- 10% of patients did not have a usual prescriber preoperatively and were more likely to have prescriptions from multiple prescribers and new long-acting opioid prescriptions.
- 8% of patients were exposed to high risk prescribing postoperatively.
- Among patients with a usual prescriber, earlier return was associated with decreased odds of receiving prescriptions from multiple prescribers.
Transitions of Care for Postoperative Opioid Prescribing in Previously Opioid-Naïve Patients in the USA: A Retrospective ReviewKlueh MP, Hu HM, Howard RA, et al. Transitions of Care for Postoperative Opioid Prescribing in Previously Opioid-Naïve Patients in the USA: a Retrospective Review.
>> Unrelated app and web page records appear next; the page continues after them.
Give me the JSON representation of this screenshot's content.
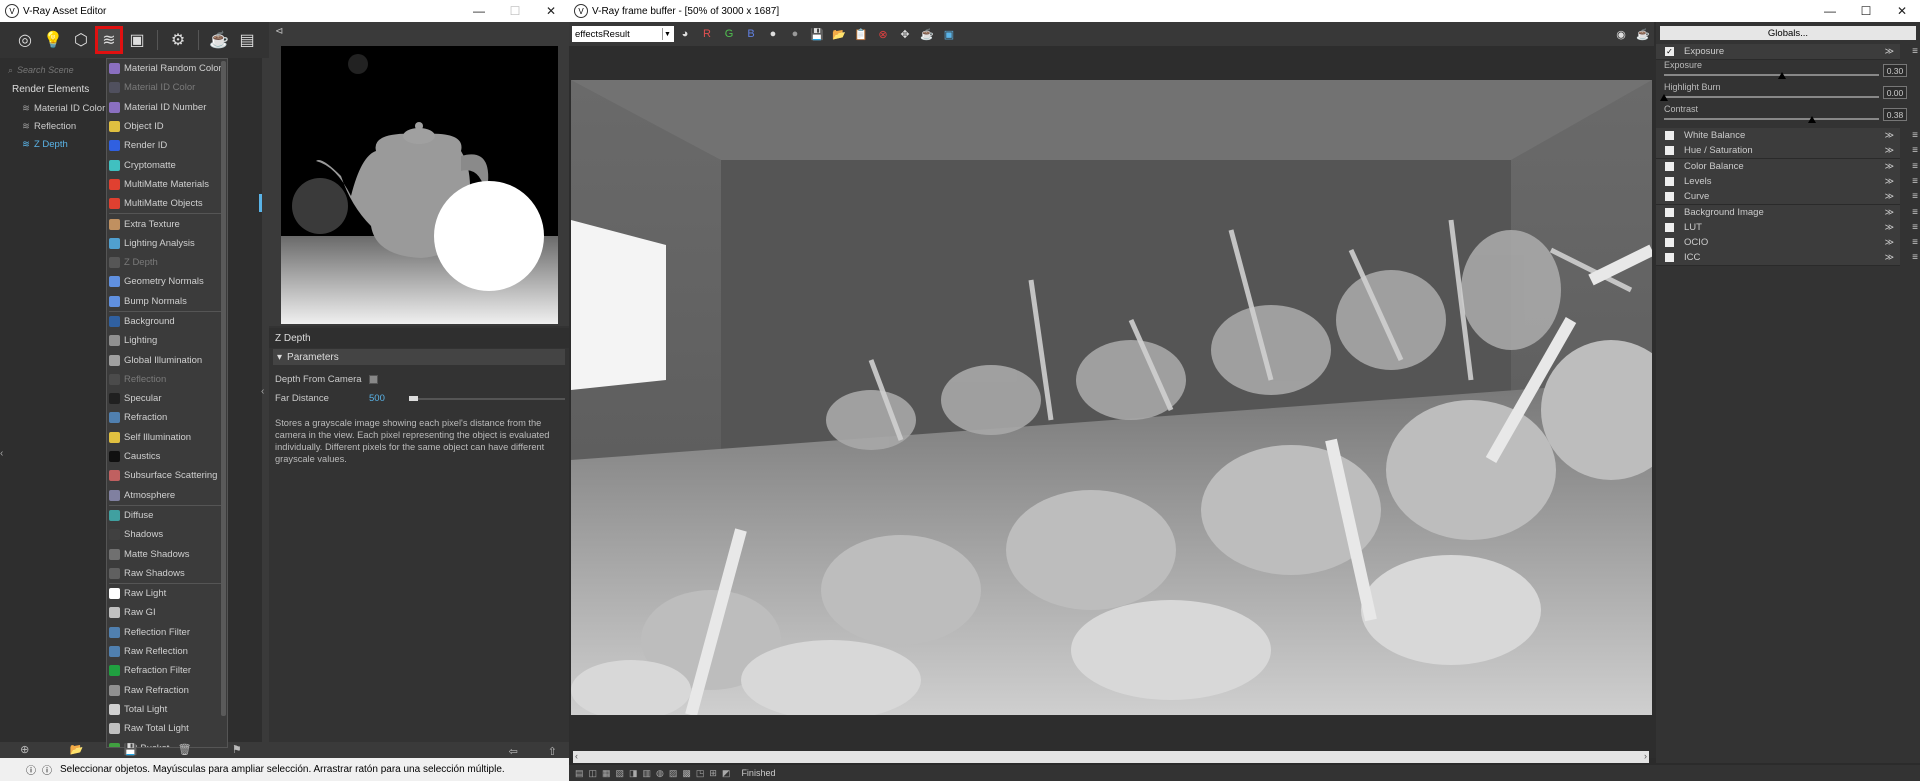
{
  "asset_editor": {
    "title": "V-Ray Asset Editor",
    "search_placeholder": "Search Scene",
    "section_title": "Render Elements",
    "tree": [
      {
        "label": "Material ID Color"
      },
      {
        "label": "Reflection"
      },
      {
        "label": "Z Depth"
      }
    ],
    "dropdown": [
      {
        "label": "Material Random Color",
        "color": "#8a6fc0",
        "disabled": false
      },
      {
        "label": "Material ID Color",
        "color": "#6a6a8a",
        "disabled": true
      },
      {
        "label": "Material ID Number",
        "color": "#8a6fc0",
        "disabled": false
      },
      {
        "label": "Object ID",
        "color": "#e0c040",
        "disabled": false
      },
      {
        "label": "Render ID",
        "color": "#3060e0",
        "disabled": false
      },
      {
        "label": "Cryptomatte",
        "color": "#40c0c0",
        "disabled": false
      },
      {
        "label": "MultiMatte Materials",
        "color": "#e04030",
        "disabled": false
      },
      {
        "label": "MultiMatte Objects",
        "color": "#e04030",
        "disabled": false
      },
      {
        "sep": true
      },
      {
        "label": "Extra Texture",
        "color": "#c09060",
        "disabled": false
      },
      {
        "label": "Lighting Analysis",
        "color": "#50a0d0",
        "disabled": false
      },
      {
        "label": "Z Depth",
        "color": "#777777",
        "disabled": true
      },
      {
        "label": "Geometry Normals",
        "color": "#6090e0",
        "disabled": false
      },
      {
        "label": "Bump Normals",
        "color": "#6090e0",
        "disabled": false
      },
      {
        "sep": true
      },
      {
        "label": "Background",
        "color": "#3060a0",
        "disabled": false
      },
      {
        "label": "Lighting",
        "color": "#909090",
        "disabled": false
      },
      {
        "label": "Global Illumination",
        "color": "#a0a0a0",
        "disabled": false
      },
      {
        "label": "Reflection",
        "color": "#606060",
        "disabled": true
      },
      {
        "label": "Specular",
        "color": "#202020",
        "disabled": false
      },
      {
        "label": "Refraction",
        "color": "#5080b0",
        "disabled": false
      },
      {
        "label": "Self Illumination",
        "color": "#e0c040",
        "disabled": false
      },
      {
        "label": "Caustics",
        "color": "#101010",
        "disabled": false
      },
      {
        "label": "Subsurface Scattering",
        "color": "#c06060",
        "disabled": false
      },
      {
        "label": "Atmosphere",
        "color": "#8080a0",
        "disabled": false
      },
      {
        "sep": true
      },
      {
        "label": "Diffuse",
        "color": "#40a0a0",
        "disabled": false
      },
      {
        "label": "Shadows",
        "color": "#404040",
        "disabled": false
      },
      {
        "label": "Matte Shadows",
        "color": "#707070",
        "disabled": false
      },
      {
        "label": "Raw Shadows",
        "color": "#606060",
        "disabled": false
      },
      {
        "sep": true
      },
      {
        "label": "Raw Light",
        "color": "#ffffff",
        "disabled": false
      },
      {
        "label": "Raw GI",
        "color": "#c0c0c0",
        "disabled": false
      },
      {
        "label": "Reflection Filter",
        "color": "#5080b0",
        "disabled": false
      },
      {
        "label": "Raw Reflection",
        "color": "#5080b0",
        "disabled": false
      },
      {
        "label": "Refraction Filter",
        "color": "#20a040",
        "disabled": false
      },
      {
        "label": "Raw Refraction",
        "color": "#909090",
        "disabled": false
      },
      {
        "label": "Total Light",
        "color": "#d0d0d0",
        "disabled": false
      },
      {
        "label": "Raw Total Light",
        "color": "#c0c0c0",
        "disabled": false
      },
      {
        "label": "DR Bucket",
        "color": "#40a040",
        "disabled": false
      }
    ],
    "props_title": "Z Depth",
    "section": "Parameters",
    "depth_from_camera_label": "Depth From Camera",
    "far_distance_label": "Far Distance",
    "far_distance_value": "500",
    "description": "Stores a grayscale image showing each pixel's distance from the camera in the view. Each pixel representing the object is evaluated individually. Different pixels for the same object can have different grayscale values."
  },
  "vfb": {
    "title": "V-Ray frame buffer - [50% of 3000 x 1687]",
    "channel": "effectsResult",
    "r_label": "R",
    "g_label": "G",
    "b_label": "B",
    "status": "Finished"
  },
  "color_corrections": {
    "globals_label": "Globals...",
    "exposure_label": "Exposure",
    "sliders": [
      {
        "label": "Exposure",
        "value": "0.30",
        "pos": 0.55
      },
      {
        "label": "Highlight Burn",
        "value": "0.00",
        "pos": 0.0
      },
      {
        "label": "Contrast",
        "value": "0.38",
        "pos": 0.69
      }
    ],
    "layers": [
      "White Balance",
      "Hue / Saturation",
      "Color Balance",
      "Levels",
      "Curve",
      "Background Image",
      "LUT",
      "OCIO",
      "ICC"
    ]
  },
  "statusbar": {
    "message": "Seleccionar objetos. Mayúsculas para ampliar selección. Arrastrar ratón para una selección múltiple."
  }
}
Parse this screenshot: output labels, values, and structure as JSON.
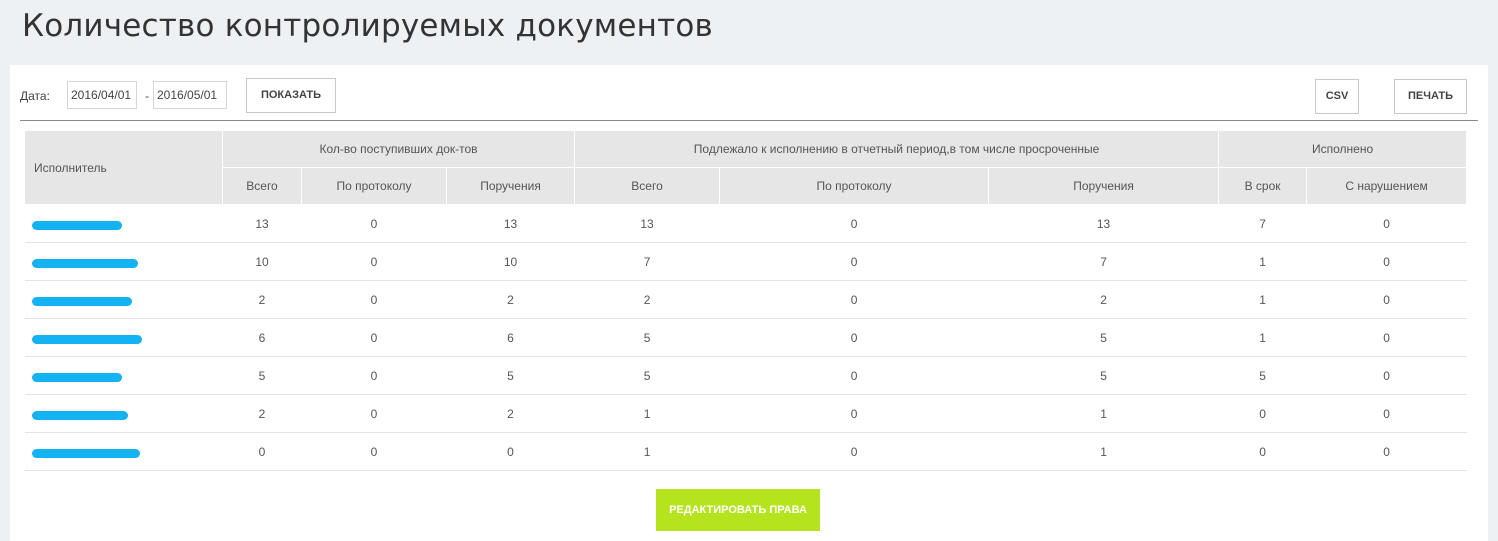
{
  "page": {
    "title": "Количество контролируемых документов"
  },
  "filter": {
    "date_label": "Дата:",
    "date_from": "2016/04/01",
    "separator": "-",
    "date_to": "2016/05/01",
    "show_label": "ПОКАЗАТЬ"
  },
  "actions": {
    "csv_label": "CSV",
    "print_label": "ПЕЧАТЬ",
    "edit_rights_label": "РЕДАКТИРОВАТЬ ПРАВА"
  },
  "colors": {
    "accent_button": "#b5e41f",
    "header_bg": "#e6e6e6",
    "redaction": "#13b2f1"
  },
  "table": {
    "executor_header": "Исполнитель",
    "groups": [
      {
        "label": "Кол-во поступивших док-тов"
      },
      {
        "label": "Подлежало к исполнению в отчетный период,в том числе просроченные"
      },
      {
        "label": "Исполнено"
      }
    ],
    "subheaders": [
      "Всего",
      "По протоколу",
      "Поручения",
      "Всего",
      "По протоколу",
      "Поручения",
      "В срок",
      "С нарушением"
    ],
    "rows": [
      {
        "name": "",
        "values": [
          "13",
          "0",
          "13",
          "13",
          "0",
          "13",
          "7",
          "0"
        ]
      },
      {
        "name": "",
        "values": [
          "10",
          "0",
          "10",
          "7",
          "0",
          "7",
          "1",
          "0"
        ]
      },
      {
        "name": "",
        "values": [
          "2",
          "0",
          "2",
          "2",
          "0",
          "2",
          "1",
          "0"
        ]
      },
      {
        "name": "",
        "values": [
          "6",
          "0",
          "6",
          "5",
          "0",
          "5",
          "1",
          "0"
        ]
      },
      {
        "name": "",
        "values": [
          "5",
          "0",
          "5",
          "5",
          "0",
          "5",
          "5",
          "0"
        ]
      },
      {
        "name": "",
        "values": [
          "2",
          "0",
          "2",
          "1",
          "0",
          "1",
          "0",
          "0"
        ]
      },
      {
        "name": "",
        "values": [
          "0",
          "0",
          "0",
          "1",
          "0",
          "1",
          "0",
          "0"
        ]
      }
    ]
  }
}
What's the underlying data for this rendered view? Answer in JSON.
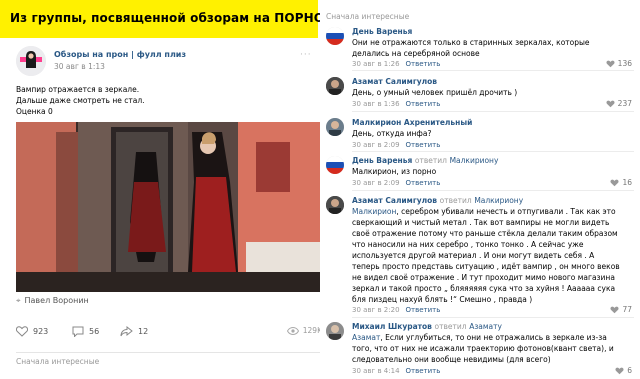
{
  "banner": {
    "text": "Из  группы, посвященной обзорам на ПОРНОФИЛЬМЫ"
  },
  "post": {
    "group_name": "Обзоры на прон | фулл плиз",
    "date": "30 авг в 1:13",
    "more": "···",
    "text_lines": [
      "Вампир отражается в зеркале.",
      "Дальше даже смотреть не стал.",
      "Оценка 0"
    ],
    "photo_credit": "Павел Воронин",
    "likes": "923",
    "comments": "56",
    "shares": "12",
    "views": "129K",
    "sort_label": "Сначала интересные"
  },
  "comments_panel": {
    "sort_label": "Сначала интересные",
    "items": [
      {
        "author": "День Варенья",
        "body": "Они не отражаются только в старинных зеркалах, которые делались на серебряной основе",
        "date": "30 авг в 1:26",
        "reply": "Ответить",
        "likes": "136"
      },
      {
        "author": "Азамат Салимгулов",
        "body": "День, о умный человек пришёл дрочить )",
        "date": "30 авг в 1:36",
        "reply": "Ответить",
        "likes": "237"
      },
      {
        "author": "Малкирион Ахренительный",
        "body": "День, откуда инфа?",
        "date": "30 авг в 2:09",
        "reply": "Ответить",
        "likes": ""
      },
      {
        "author": "День Варенья",
        "replied": "ответил",
        "reply_to": "Малкириону",
        "body": "Малкирион, из порно",
        "date": "30 авг в 2:09",
        "reply": "Ответить",
        "likes": "16"
      },
      {
        "author": "Азамат Салимгулов",
        "replied": "ответил",
        "reply_to": "Малкириону",
        "addressee": "Малкирион",
        "body": ", серебром убивали нечесть и отпугивали . Так как это сверкающий и чистый метал . Так вот вампиры не могли видеть своё отражение потому что раньше стёкла делали таким образом что наносили на них серебро , тонко тонко . А сейчас уже используется другой материал . И они могут видеть себя . А теперь просто представь ситуацию , идёт вампир , он много веков не видел своё отражение . И тут проходит мимо нового магазина зеркал и такой просто „ бляяяяяя сука что за хуйня ! Аааааа сука бля пиздец нахуй блять !“ Смешно , правда )",
        "date": "30 авг в 2:20",
        "reply": "Ответить",
        "likes": "77"
      },
      {
        "author": "Михаил Шкуратов",
        "replied": "ответил",
        "reply_to": "Азамату",
        "addressee": "Азамат",
        "body": ", Если углубиться, то они не отражались в зеркале из-за того, что от них не исажали траекторию фотонов(квант света), и следовательно они вообще невидимы (для всего)",
        "date": "30 авг в 4:14",
        "reply": "Ответить",
        "likes": "6"
      }
    ]
  },
  "colors": {
    "link": "#2a5885",
    "banner": "#fff100",
    "muted": "#999999"
  },
  "icons": [
    "heart-icon",
    "comment-icon",
    "share-icon",
    "eye-icon",
    "pin-icon"
  ]
}
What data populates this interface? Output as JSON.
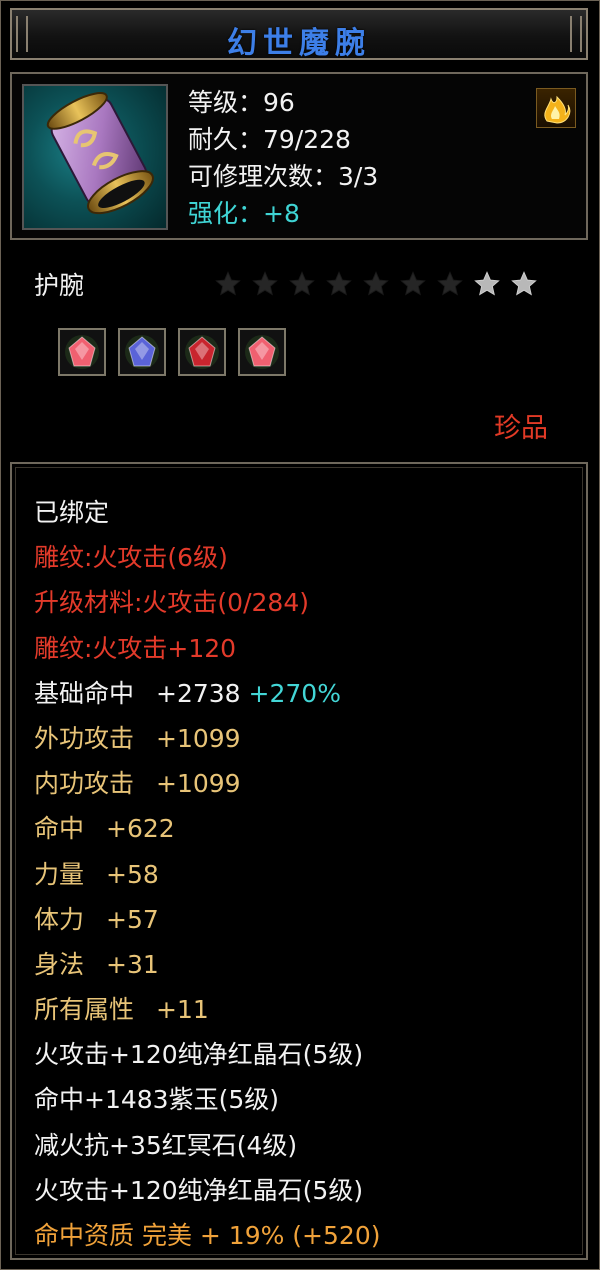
{
  "item": {
    "name": "幻世魔腕",
    "level_text": "等级：96",
    "durability_text": "耐久：79/228",
    "repair_text": "可修理次数：3/3",
    "refine_text": "强化：+8",
    "type": "护腕",
    "quality": "珍品",
    "stars_total": 9,
    "stars_filled": 2,
    "gems": [
      {
        "name": "纯净红晶石",
        "icon": "pink-gem-icon",
        "color": "#f06070"
      },
      {
        "name": "紫玉",
        "icon": "blue-gem-icon",
        "color": "#5a63d8"
      },
      {
        "name": "红冥石",
        "icon": "red-gem-icon",
        "color": "#c8252e"
      },
      {
        "name": "纯净红晶石",
        "icon": "pink-gem-icon",
        "color": "#f06070"
      }
    ]
  },
  "attributes": {
    "bound": "已绑定",
    "engrave": "雕纹:火攻击(6级)",
    "upgrade_material": "升级材料:火攻击(0/284)",
    "engrave_bonus": "雕纹:火攻击+120",
    "base_hit_label": "基础命中",
    "base_hit_value": "+2738",
    "base_hit_pct": "+270%",
    "outer_atk_label": "外功攻击",
    "outer_atk_value": "+1099",
    "inner_atk_label": "内功攻击",
    "inner_atk_value": "+1099",
    "hit_label": "命中",
    "hit_value": "+622",
    "str_label": "力量",
    "str_value": "+58",
    "vit_label": "体力",
    "vit_value": "+57",
    "agi_label": "身法",
    "agi_value": "+31",
    "all_label": "所有属性",
    "all_value": "+11",
    "gem1": "火攻击+120纯净红晶石(5级)",
    "gem2": "命中+1483紫玉(5级)",
    "gem3": "减火抗+35红冥石(4级)",
    "gem4": "火攻击+120纯净红晶石(5级)",
    "aptitude": "命中资质 完美 + 19% (+520)"
  },
  "colors": {
    "title": "#3d7fe8",
    "red": "#e33a2a",
    "gold": "#e8c478",
    "cyan": "#43d6d6",
    "orange": "#f0a23a",
    "frame": "#6f685c"
  }
}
J Gen Intern Med. 2018;33(10):1685-1691.
- Among surgical patients who developed new persistent opioid use, surgeons provided the majority of opioid prescriptions during the first three months after surgery.
- By nine to twelve months after surgery, however, the majority of opioid prescriptions were provided by primary care physicians.
- Enhanced care coordination between surgeons and primary care physicians could allow earlier identification of patients at risk for new persistent opioid use to prevent misuse and dependence.